Thursday, February 22, 2007

The People's Public Transportation

Speaking of graphic design, we wrote a little bit last summer about the somewhat incongruous outbursts of Aryan pride we'd been noticing around town. The explanation we got was that the swastika lacks any sort of historical resonance here, and is considered by a lot of people to be just a cool-looking symbol. Fair enough, we said. We're pretty sure that any Mexican making a sincere attempt to join the neo-Nazis would probably receive a polite rejection and maybe a short pamphlet in Spanish laying out the basic philosophy of National Socialism.

But here's another thing that's caught our eye recently. Queretaro doesn't have a municipal bus system. Instead, there's an enormous fleet of privately-owned "taxibuses" which race through the narrow, winding streets at murderous speeds competing for passengers - for which they get paid on a headcount basis. It's Darwinism at its finest, including the part about the weak dying off. Hitler would have approved. Anyway, some of the buses (a small minority, but enough that we've noticed it) sport a fairly large decal like the one shown here. (Forgive the crude mock-up....we never seem to have our camera with us when we see this.) It's a Volkswagen logo set inside a gear, nestled on top of a swastika. This is, in itself, odd, since the buses are not Volkswagens - or even Fords - but usually Chevrolets. What really unnerves us is the legend "Ein Reich."

We've got no explanation for this, and would welcome any information, not just about the taxibuses, but about the image itself, which is obviously mass-produced but for which we can find nothing on the internets. (And if you've stumbled upon this page because you were searching for the word "Nazi," I'm six feet tall, with blonde hair and blue eyes.
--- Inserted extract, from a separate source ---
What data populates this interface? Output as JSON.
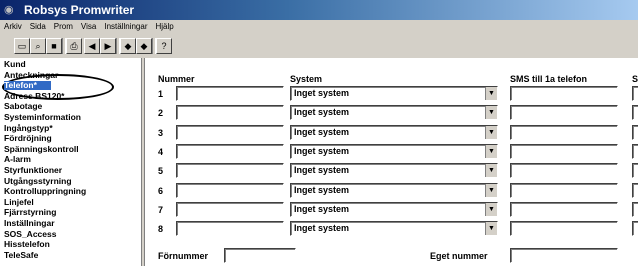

So you can talk to me.)

2 comments:

Anonymous said...

What you said it's true, people here don't have an idea of what was the mission of the Nazi party, neither the meaning of the swastika for the nazis, since the swastika is an old symbol with many meanings.

Mexico fought in the WWII, but the war has not the same meaning for us than for French or US, it was a payback war because a german sub destroyed two mexican boats.

People in Mexico do think Hitler was mad and evil, don't support his ideals, but don't understand german.

Burro Hall said...

I'm not sure fluency in German is required in order to get the whole whole "Nazis=Bad" thing. Especially, as you say, when the only reason Mexico entered the war was because it was directly attacked by Germany.